### Task to complete
What lines below include the string "Formulaires"? Pick them out and copy them.

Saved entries

>>>>

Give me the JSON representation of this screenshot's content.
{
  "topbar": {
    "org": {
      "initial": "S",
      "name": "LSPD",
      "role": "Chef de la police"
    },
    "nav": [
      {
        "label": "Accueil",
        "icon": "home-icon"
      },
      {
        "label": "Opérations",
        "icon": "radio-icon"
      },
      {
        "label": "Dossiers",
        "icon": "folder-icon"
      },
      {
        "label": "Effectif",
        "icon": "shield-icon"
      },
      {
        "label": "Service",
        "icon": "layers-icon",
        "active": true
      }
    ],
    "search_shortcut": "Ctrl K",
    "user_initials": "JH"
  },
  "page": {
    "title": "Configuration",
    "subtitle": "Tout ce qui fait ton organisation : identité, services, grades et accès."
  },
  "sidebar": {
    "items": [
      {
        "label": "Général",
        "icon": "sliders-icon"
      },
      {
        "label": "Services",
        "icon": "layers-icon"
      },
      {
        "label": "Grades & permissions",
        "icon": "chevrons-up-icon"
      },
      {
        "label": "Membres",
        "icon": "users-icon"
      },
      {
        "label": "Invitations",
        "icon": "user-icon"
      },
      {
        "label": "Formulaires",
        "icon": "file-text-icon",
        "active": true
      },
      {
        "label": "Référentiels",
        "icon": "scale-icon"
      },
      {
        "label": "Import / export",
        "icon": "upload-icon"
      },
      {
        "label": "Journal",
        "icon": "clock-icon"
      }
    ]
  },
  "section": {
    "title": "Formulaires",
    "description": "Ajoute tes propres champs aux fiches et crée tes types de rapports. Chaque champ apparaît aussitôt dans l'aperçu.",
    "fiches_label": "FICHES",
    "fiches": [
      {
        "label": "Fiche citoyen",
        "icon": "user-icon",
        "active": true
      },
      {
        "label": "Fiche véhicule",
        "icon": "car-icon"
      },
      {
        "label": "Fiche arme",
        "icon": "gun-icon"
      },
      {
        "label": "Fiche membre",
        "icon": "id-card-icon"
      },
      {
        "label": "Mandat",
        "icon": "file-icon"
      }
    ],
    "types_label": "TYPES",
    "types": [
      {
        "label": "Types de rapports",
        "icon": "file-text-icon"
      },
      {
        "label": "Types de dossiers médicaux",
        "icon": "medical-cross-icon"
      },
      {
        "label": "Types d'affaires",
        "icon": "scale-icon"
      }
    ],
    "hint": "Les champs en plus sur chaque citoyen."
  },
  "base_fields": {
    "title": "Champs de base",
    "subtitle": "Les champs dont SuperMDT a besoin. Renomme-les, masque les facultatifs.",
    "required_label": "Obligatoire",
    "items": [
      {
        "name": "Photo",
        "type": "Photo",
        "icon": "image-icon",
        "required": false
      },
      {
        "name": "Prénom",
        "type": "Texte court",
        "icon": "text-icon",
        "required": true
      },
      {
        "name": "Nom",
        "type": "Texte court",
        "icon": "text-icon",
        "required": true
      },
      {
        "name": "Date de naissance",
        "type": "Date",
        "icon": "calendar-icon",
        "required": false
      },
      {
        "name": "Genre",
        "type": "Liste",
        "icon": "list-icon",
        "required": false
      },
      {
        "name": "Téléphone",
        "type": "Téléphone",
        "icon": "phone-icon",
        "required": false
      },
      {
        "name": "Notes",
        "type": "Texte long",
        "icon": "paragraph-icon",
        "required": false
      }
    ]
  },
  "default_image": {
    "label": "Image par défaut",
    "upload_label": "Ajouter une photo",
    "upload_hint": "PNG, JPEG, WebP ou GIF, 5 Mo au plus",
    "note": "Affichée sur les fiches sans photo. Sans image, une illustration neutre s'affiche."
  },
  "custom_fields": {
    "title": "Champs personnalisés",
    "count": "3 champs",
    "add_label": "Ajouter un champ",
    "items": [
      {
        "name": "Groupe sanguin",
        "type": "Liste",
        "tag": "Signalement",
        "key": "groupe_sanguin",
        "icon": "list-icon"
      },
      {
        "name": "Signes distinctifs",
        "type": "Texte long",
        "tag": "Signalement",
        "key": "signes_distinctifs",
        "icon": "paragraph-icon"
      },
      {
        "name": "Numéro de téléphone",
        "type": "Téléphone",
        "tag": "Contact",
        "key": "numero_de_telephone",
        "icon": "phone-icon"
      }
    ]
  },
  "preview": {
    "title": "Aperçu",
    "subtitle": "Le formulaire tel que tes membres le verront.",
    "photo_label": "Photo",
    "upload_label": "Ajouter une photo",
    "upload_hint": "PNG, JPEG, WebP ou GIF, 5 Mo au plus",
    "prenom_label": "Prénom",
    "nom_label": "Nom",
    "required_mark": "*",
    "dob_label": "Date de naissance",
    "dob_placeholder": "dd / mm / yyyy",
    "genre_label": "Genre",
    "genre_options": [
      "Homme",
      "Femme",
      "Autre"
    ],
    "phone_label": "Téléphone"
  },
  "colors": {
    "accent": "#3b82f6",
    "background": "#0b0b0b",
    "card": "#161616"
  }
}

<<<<

### Answer to this exercise
        "label": "Formulaires",
    "title": "Formulaires",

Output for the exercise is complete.